### [Exercise instructions]
Find every line in the data that contains the word "jockey". Return each of those lines.

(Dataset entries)
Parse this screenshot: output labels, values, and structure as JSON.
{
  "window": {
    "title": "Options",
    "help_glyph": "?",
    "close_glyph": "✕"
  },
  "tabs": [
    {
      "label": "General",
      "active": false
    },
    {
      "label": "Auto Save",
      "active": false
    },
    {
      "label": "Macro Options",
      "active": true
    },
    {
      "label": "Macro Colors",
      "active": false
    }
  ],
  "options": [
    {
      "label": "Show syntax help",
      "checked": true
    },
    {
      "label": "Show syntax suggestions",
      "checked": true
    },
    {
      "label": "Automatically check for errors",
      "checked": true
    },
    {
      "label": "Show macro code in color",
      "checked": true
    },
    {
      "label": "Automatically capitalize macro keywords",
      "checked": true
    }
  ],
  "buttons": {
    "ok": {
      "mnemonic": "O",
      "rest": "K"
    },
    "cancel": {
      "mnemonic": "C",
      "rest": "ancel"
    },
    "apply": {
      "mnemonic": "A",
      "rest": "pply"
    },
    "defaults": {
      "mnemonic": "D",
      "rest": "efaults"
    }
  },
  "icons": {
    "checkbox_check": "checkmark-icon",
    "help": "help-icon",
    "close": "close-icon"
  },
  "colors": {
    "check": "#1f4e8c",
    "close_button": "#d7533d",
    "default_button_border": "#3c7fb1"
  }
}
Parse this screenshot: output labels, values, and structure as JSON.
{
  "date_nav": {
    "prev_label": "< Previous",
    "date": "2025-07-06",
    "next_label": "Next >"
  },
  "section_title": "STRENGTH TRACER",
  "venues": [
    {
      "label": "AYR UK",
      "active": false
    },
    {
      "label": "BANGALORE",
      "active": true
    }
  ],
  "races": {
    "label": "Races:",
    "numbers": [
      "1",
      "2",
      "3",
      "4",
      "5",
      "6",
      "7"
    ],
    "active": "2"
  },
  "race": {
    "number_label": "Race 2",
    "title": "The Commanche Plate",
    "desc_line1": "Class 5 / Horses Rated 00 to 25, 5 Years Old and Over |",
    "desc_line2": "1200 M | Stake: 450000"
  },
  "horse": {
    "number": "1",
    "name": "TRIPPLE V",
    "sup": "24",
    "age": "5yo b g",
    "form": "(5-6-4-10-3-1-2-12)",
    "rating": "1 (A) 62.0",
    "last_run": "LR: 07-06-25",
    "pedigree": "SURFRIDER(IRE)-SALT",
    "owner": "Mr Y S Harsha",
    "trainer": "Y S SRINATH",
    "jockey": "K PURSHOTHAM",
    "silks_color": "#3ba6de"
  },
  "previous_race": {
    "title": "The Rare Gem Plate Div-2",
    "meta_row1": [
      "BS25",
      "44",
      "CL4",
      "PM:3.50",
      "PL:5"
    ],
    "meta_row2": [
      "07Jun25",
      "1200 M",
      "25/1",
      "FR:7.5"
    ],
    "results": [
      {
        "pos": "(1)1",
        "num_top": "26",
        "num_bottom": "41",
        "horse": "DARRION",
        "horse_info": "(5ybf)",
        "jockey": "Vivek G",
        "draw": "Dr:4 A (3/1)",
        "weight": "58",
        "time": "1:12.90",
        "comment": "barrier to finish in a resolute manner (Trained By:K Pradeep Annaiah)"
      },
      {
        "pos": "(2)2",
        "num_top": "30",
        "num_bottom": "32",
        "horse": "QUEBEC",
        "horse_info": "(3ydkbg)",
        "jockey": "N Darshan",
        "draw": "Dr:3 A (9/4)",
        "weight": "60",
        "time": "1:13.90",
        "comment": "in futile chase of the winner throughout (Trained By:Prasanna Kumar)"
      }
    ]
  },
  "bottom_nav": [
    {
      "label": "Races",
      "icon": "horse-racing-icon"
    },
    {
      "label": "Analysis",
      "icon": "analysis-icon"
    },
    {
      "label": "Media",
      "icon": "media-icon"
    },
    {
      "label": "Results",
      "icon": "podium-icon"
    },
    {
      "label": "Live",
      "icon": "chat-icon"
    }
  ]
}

### [Answer section]
    "jockey": "K PURSHOTHAM",
        "jockey": "Vivek G",
        "jockey": "N Darshan",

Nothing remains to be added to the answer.